Tetbury – Remembering the AFC a century on
By Carl Schiller
The rolling, green hills of the Cotswolds is hardly where you would imagine being a place that played a major role in the Great War, yet the historic market town of Tetbury in Gloucestershire, UK was home base to 1st (Training) Wing Australian Flying Corps between 1917 and 1919.
Remembrance Day 2017 marks the centenary year of the 1st (Training) Wing’s arrival in Tetbury, and on this day Group Captain Carl Schiller OAM CSM (Retd), presented on behalf of the Air Force Association a bronze plaque paying tribute to the kindred relationship between the Australian Flying Corps (AFC) airmen and the Tetbury townspeople, and commemorating the airmen who died during the Wing’s operation from nearby Leighterton and Minchinhampton airfields.
Commanded by LtCol Oswald Watt, the Wing comprised Nos 5, 6, 7 and 8 Squadrons that formed an aerial combat training and resupply facility for the AFC squadrons deployed in the Great War.
The presentation took place in the town’s historic Market House.
The day prior to Remembrance Day, the ‘Australian Contingent’ comprising Carl and Christine Schiller, and John Capp, OAM and Maureen Capp, OAM, were shown the former AFC airfield sites, the cemeteries at Minchinhampton and Lasborough, and a tour of the 18th century Chavenage House where the AFC occasionally ‘dropped in’ on the back lawn for a ‘cuppa’ and conversation. John Capp’s father was an Air Mechanic in the AFC. People who watch the popular TV series ‘Poldark’ might recognise the house as being the Poldark’s family home.
The 11.00am Remembrance was held at the Market House followed by the presentation of the plaque at 3.00pm. The Australian National Flag was flown above the Market House in honour of the occasion. The Town Crier introduced Mrs Jane Haines (Chair of the History of Tetbury Society) and Mr Barry Barnes, local aviation artist and amateur military historian, who was largely responsible for raising the awareness of the AFC’s operation to the current generation of local and surrounding village people. Barry Barnes provided a history brief on the AFC’s presence and its impact on the region. Jane Haines presented to the Air Force Association (Victoria) a bound book of the Service Records of the Fallen AFC airmen who perished in training accidents or died because of illness, including those that succumbed to the dreaded 1918 flu pandemic. Barry Barnes presented Carl Schiller with a painting of Captain Harry Cobby’s brightly painted Sopwith Camel aircraft in flight.

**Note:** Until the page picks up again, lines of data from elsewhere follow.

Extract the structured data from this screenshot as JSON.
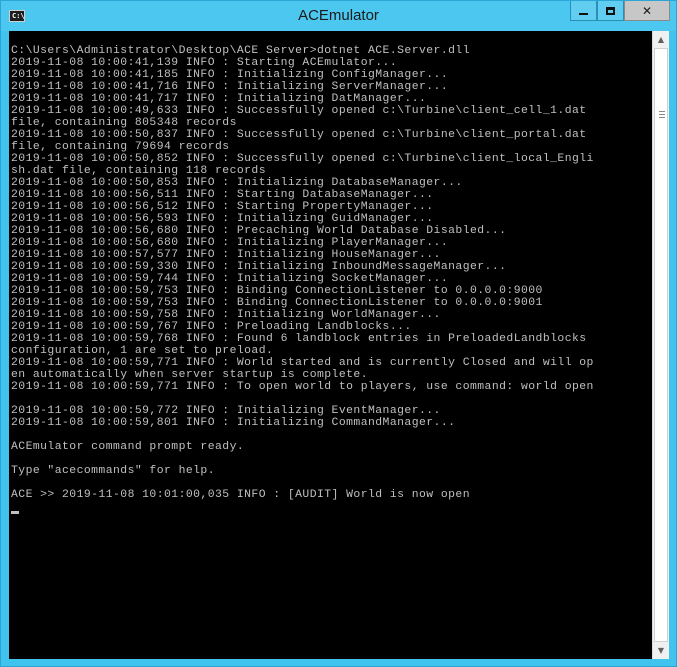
{
  "window": {
    "title": "ACEmulator",
    "minimize_glyph": "minimize-icon",
    "maximize_glyph": "maximize-icon",
    "close_glyph": "✕"
  },
  "console": {
    "lines": [
      "C:\\Users\\Administrator\\Desktop\\ACE Server>dotnet ACE.Server.dll",
      "2019-11-08 10:00:41,139 INFO : Starting ACEmulator...",
      "2019-11-08 10:00:41,185 INFO : Initializing ConfigManager...",
      "2019-11-08 10:00:41,716 INFO : Initializing ServerManager...",
      "2019-11-08 10:00:41,717 INFO : Initializing DatManager...",
      "2019-11-08 10:00:49,633 INFO : Successfully opened c:\\Turbine\\client_cell_1.dat",
      "file, containing 805348 records",
      "2019-11-08 10:00:50,837 INFO : Successfully opened c:\\Turbine\\client_portal.dat",
      "file, containing 79694 records",
      "2019-11-08 10:00:50,852 INFO : Successfully opened c:\\Turbine\\client_local_Engli",
      "sh.dat file, containing 118 records",
      "2019-11-08 10:00:50,853 INFO : Initializing DatabaseManager...",
      "2019-11-08 10:00:56,511 INFO : Starting DatabaseManager...",
      "2019-11-08 10:00:56,512 INFO : Starting PropertyManager...",
      "2019-11-08 10:00:56,593 INFO : Initializing GuidManager...",
      "2019-11-08 10:00:56,680 INFO : Precaching World Database Disabled...",
      "2019-11-08 10:00:56,680 INFO : Initializing PlayerManager...",
      "2019-11-08 10:00:57,577 INFO : Initializing HouseManager...",
      "2019-11-08 10:00:59,330 INFO : Initializing InboundMessageManager...",
      "2019-11-08 10:00:59,744 INFO : Initializing SocketManager...",
      "2019-11-08 10:00:59,753 INFO : Binding ConnectionListener to 0.0.0.0:9000",
      "2019-11-08 10:00:59,753 INFO : Binding ConnectionListener to 0.0.0.0:9001",
      "2019-11-08 10:00:59,758 INFO : Initializing WorldManager...",
      "2019-11-08 10:00:59,767 INFO : Preloading Landblocks...",
      "2019-11-08 10:00:59,768 INFO : Found 6 landblock entries in PreloadedLandblocks",
      "configuration, 1 are set to preload.",
      "2019-11-08 10:00:59,771 INFO : World started and is currently Closed and will op",
      "en automatically when server startup is complete.",
      "2019-11-08 10:00:59,771 INFO : To open world to players, use command: world open",
      "",
      "2019-11-08 10:00:59,772 INFO : Initializing EventManager...",
      "2019-11-08 10:00:59,801 INFO : Initializing CommandManager...",
      "",
      "ACEmulator command prompt ready.",
      "",
      "Type \"acecommands\" for help.",
      "",
      "ACE >> 2019-11-08 10:01:00,035 INFO : [AUDIT] World is now open"
    ]
  }
}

A further aspect of the event was the exchange of Lions’ Club banners between Carl Schiller, on behalf of the Point Cook Lions’ Club, and Mr Stephen Parr of the Tetbury Lions’ Club. The occasion was attended by the town’s dignitaries, including the Mayor of Tetbury, Chair of Feofees, members of the History of Tetbury Society, various church and service groups, representatives of the British Legion, and serving veteran British Army personnel from a nearby logistics regiment.
The following day, the ‘Australian Contingent’ attended a cross-denominational church service at St Mary’s the Virgin in Tetbury, a magnificent 18th Century Gothic cathedral. The Rector, Rev Poppy Hughes, announced to the congregation of about 400 people that Australian Air Force Association representatives were present to pay their respects to the Fallen. Following the service, Carl Schiller participated in a march through the town and laid a wreath commemorating the AFC in the nearby St Saviour’s churchyard.
The occasion, was wonderfully organised by the History of Tetbury Society who are a dedicated team of local historians whose fondness of the AFC’s connection with the town cannot be underestimated. Our ‘Australian Contingent’ was warmly received and highly regarded for its efforts to travel from Australia.
The Air Force Association has made an impact on the Tetbury townspeople and will be fondly remembered.
The trip to Tetbury was undertaken at the personal expense of the Schillers and Capps.